“Forewarned, forearmed: to be prepared is half the victory”Miguel de Cervantes, 1547-1616
Which countries are in the best shape to deal with the big forces we all know will pummel us over the next decades, and what should other countries do to emulate them? Those are the questions that the Wake Up 2050 Index seeks to answer, or at least to help us all try to answer.
This is not just a matter of wealth, military power or recent economic growth. The 2008 financial calamity taught us – or should have – that short-term thinking and short-term indicators are dangerous guides. It is not surprising: we are all, as individuals, companies and governments alike, prone to complacency and even to willful blindness, in pursuit of an easier life. But giving in to such thinking is a big, costly mistake. So the Wake Up 2050 Index is designed to reward and encourage a longer term perspective.

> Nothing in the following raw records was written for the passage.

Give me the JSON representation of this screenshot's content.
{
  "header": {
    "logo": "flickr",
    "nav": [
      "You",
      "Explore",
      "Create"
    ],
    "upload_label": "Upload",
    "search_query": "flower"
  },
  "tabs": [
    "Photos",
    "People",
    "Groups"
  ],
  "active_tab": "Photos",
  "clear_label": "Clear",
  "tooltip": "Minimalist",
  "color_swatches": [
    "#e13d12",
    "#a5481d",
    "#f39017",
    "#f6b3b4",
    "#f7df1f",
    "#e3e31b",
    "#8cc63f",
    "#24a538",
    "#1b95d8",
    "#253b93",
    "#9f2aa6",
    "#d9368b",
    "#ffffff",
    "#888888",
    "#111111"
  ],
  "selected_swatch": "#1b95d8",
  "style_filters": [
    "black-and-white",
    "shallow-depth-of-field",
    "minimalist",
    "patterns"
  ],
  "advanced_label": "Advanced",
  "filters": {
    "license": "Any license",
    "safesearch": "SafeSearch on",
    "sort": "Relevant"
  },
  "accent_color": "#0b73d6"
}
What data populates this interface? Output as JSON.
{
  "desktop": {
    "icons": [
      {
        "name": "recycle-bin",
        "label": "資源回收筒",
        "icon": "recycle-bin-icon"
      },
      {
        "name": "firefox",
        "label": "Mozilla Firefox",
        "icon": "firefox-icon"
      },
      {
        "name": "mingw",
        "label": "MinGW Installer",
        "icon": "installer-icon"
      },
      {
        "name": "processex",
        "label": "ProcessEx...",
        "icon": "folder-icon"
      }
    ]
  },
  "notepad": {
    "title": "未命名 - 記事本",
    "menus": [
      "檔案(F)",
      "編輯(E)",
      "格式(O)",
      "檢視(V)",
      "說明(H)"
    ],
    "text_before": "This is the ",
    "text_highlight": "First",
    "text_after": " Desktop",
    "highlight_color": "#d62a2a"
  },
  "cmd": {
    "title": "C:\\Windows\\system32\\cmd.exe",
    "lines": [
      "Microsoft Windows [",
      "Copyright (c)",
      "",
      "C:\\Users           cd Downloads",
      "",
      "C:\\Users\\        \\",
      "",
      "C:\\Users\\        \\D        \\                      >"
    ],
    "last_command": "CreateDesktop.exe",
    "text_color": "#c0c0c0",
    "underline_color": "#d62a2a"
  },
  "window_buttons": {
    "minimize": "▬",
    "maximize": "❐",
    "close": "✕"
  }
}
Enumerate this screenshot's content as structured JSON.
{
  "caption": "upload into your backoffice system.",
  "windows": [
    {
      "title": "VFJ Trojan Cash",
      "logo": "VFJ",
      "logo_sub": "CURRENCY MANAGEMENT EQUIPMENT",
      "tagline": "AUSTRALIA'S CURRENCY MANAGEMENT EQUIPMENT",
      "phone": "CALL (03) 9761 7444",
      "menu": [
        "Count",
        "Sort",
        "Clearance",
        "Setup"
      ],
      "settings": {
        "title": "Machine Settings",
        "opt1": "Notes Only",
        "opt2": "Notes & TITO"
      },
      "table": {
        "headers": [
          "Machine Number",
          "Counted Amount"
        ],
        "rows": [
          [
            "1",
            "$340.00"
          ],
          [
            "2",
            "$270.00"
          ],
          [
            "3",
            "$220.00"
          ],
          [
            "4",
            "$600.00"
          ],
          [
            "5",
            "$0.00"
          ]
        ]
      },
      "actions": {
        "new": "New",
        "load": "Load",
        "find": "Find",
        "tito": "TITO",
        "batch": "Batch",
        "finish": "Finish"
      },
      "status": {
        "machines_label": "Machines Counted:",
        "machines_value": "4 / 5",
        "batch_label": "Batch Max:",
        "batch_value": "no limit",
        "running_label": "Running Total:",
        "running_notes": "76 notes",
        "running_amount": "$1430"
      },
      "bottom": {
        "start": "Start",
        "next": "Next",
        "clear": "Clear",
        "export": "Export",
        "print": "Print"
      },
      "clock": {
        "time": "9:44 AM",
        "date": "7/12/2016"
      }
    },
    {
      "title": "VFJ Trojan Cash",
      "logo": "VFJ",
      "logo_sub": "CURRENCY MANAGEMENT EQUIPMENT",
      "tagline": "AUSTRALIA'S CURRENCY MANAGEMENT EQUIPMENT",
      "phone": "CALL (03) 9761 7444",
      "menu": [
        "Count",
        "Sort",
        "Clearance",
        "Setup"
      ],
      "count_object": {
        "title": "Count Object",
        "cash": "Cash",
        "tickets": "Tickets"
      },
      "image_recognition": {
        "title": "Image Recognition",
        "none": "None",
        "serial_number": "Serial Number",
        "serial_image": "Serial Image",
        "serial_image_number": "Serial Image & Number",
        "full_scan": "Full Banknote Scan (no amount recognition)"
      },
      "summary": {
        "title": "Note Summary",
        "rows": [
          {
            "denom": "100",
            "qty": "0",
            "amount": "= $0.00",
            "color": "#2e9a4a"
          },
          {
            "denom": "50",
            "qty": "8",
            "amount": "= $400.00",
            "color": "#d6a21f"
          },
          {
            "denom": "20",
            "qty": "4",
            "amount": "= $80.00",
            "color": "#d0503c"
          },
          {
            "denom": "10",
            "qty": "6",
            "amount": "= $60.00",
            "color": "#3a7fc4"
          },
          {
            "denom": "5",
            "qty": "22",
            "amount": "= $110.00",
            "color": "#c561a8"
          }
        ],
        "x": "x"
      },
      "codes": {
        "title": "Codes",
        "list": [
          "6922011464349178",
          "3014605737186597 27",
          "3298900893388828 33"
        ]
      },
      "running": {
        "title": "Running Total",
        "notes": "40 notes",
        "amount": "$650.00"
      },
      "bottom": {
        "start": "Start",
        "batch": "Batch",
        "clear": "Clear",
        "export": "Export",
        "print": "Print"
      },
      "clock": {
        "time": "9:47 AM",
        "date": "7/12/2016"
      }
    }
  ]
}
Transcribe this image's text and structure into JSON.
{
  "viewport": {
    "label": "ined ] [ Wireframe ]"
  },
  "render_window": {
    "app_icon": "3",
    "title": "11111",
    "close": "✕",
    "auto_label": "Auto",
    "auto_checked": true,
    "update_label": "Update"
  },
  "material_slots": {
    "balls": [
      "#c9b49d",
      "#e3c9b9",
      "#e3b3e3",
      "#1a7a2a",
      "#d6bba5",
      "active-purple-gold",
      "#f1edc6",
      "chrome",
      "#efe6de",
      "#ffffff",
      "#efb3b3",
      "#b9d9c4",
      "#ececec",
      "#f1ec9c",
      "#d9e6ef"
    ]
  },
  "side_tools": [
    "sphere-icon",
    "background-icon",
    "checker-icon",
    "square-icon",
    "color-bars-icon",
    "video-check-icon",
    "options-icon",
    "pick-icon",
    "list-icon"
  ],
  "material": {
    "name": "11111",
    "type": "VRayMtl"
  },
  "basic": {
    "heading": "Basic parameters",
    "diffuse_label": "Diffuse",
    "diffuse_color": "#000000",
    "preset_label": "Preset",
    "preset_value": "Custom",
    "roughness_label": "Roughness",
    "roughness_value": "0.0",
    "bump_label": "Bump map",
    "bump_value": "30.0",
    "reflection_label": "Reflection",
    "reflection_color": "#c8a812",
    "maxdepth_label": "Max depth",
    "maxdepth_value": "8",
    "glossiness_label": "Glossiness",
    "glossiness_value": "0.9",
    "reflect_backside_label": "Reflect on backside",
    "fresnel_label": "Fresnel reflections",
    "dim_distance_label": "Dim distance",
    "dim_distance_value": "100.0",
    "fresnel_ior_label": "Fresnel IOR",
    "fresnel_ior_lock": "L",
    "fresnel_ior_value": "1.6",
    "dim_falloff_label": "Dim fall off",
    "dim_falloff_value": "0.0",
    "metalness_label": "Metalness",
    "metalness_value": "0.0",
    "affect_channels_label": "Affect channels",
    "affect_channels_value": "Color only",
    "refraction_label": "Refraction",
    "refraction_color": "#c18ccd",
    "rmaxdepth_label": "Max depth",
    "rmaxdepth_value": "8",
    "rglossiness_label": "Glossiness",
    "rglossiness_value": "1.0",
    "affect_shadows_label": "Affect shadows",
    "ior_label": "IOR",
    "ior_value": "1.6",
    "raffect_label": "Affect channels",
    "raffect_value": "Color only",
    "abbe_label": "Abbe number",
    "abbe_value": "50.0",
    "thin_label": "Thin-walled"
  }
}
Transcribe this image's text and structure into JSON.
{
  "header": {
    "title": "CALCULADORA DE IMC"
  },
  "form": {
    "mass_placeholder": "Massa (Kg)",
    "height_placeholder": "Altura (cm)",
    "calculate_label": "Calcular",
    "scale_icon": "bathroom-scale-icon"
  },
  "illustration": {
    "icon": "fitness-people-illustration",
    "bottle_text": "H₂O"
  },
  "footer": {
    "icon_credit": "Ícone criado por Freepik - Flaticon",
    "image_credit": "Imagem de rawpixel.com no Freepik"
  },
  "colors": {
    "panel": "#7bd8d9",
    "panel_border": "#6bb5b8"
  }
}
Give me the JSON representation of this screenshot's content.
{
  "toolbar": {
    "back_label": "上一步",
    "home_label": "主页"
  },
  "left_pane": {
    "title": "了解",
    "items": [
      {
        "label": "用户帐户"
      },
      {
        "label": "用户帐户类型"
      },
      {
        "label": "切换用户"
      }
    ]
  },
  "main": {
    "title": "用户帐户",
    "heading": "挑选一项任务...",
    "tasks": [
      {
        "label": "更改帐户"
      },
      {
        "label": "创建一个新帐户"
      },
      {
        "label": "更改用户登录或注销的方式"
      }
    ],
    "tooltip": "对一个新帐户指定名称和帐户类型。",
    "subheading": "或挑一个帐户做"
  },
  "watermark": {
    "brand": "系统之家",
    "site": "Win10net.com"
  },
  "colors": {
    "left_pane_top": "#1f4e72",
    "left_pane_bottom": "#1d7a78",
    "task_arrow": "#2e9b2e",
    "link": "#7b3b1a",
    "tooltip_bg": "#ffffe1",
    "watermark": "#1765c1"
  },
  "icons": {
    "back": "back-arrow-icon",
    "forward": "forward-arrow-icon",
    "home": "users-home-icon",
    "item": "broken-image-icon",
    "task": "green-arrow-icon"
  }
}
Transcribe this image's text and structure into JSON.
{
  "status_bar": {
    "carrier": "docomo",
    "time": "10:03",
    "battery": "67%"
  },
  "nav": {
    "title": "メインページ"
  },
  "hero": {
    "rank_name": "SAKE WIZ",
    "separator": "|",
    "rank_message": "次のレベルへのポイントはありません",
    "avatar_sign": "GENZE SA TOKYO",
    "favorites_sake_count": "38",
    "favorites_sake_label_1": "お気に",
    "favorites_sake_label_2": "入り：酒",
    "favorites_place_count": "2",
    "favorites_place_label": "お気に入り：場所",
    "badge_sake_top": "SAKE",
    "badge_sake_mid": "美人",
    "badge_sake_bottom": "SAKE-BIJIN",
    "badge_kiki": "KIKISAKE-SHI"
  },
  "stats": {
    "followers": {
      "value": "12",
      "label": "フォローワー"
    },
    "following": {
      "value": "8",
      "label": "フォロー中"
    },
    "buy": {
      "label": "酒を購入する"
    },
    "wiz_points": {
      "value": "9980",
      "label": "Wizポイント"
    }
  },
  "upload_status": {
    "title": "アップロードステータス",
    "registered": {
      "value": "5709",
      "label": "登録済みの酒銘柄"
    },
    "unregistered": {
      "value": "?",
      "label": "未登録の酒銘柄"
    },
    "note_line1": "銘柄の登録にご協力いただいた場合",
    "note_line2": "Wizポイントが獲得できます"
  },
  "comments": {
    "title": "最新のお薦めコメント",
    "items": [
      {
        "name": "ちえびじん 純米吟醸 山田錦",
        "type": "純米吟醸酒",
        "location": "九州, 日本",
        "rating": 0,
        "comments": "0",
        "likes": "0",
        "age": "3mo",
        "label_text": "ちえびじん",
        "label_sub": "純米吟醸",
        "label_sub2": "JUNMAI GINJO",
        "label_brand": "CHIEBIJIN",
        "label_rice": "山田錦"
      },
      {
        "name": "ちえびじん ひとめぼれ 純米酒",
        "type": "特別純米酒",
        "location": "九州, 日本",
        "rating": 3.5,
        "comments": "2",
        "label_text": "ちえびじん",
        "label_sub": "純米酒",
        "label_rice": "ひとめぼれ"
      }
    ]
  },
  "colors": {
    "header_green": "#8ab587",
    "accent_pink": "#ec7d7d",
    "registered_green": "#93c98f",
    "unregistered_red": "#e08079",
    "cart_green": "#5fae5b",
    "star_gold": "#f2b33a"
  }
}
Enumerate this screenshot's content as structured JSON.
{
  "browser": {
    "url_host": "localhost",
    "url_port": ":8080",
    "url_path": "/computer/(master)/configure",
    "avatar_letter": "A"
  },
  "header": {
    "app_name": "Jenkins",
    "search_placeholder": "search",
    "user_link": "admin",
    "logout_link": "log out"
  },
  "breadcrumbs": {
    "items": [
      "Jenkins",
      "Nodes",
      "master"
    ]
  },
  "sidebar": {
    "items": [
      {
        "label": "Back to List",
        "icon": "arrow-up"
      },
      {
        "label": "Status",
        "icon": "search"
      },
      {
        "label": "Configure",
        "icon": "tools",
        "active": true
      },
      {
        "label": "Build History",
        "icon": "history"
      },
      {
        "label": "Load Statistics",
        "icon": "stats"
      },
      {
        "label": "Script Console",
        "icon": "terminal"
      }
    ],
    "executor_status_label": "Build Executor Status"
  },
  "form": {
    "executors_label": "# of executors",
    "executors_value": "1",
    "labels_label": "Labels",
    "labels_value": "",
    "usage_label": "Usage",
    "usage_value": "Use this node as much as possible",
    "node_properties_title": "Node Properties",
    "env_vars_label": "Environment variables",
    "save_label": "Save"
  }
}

To understand the index better, start by asking yourself whether you are surprised that Switzerland comes top this year. The Swiss have always been rich and comfortable up there in the Alps, you might say, deliberately closed off from the stormy world around them. But then think of the long-term forces at play in the world: high Swiss wages are vulnerable to global competition; smart automation threatens the jobs of Swiss craftsmen, bankers and lawyers; ageing societies are imposing greater burdens on all developed countries; trends in geopolitics may make membership of international networks more valuable, and Switzerland has stayed out of most.
Switzerland’s top spot comes because the country has, over the past 20 years, tried to anticipate these pressures and prepare for them. It has become very open to both immigration (24% of the population is foreign-born) and trade (except for farming); it has invested heavily in innovation and education; its population is healthy, relative to other ageing societies, and scores well on measures of equality; its institutions, including its democracy and its regulatory system for financial services, show strong resilience.
This indicates the questions that the Wake Up 2050 Index seeks to answer for the affluent, industrialised democracies that we call the West, defined as the 35 members of the Organisation for Economic Co-Operation and Development. It does so by assembling internationally comparable data on 25 different measures, grouped under the themes of demography, knowledge, innovation, globalization and resilience (institutions). We used those measures to derive both an overall ranking for each country, as well as rankings on each theme.
This index focuses on preparedness for the future, and yet all data-sets are, by definition, measures of the present and the past. This index is not, and cannot be, a set of forecasts, though we hope it will be useful in guiding your own forecasts. Our statistical measures are chosen so as to indicate the sorts of weaknesses and strengths that might show up in future. So, for example, a high level of obesity is a warning sign of future health-care costs, while spending a high proportion of GDP on public pensions is a warning that a welfare state promises to become unaffordable as the share of the population that is over-65 climbs beyond a quarter in most OECD countries and approaches even one-third.
This is a launch version of the Wake Up 2050 Index. We are sure it can be improved, so we invite suggestions from experts and lay-people alike on what measures should be introduced in order better to portray and encourage long-term thinking, and what should be dropped.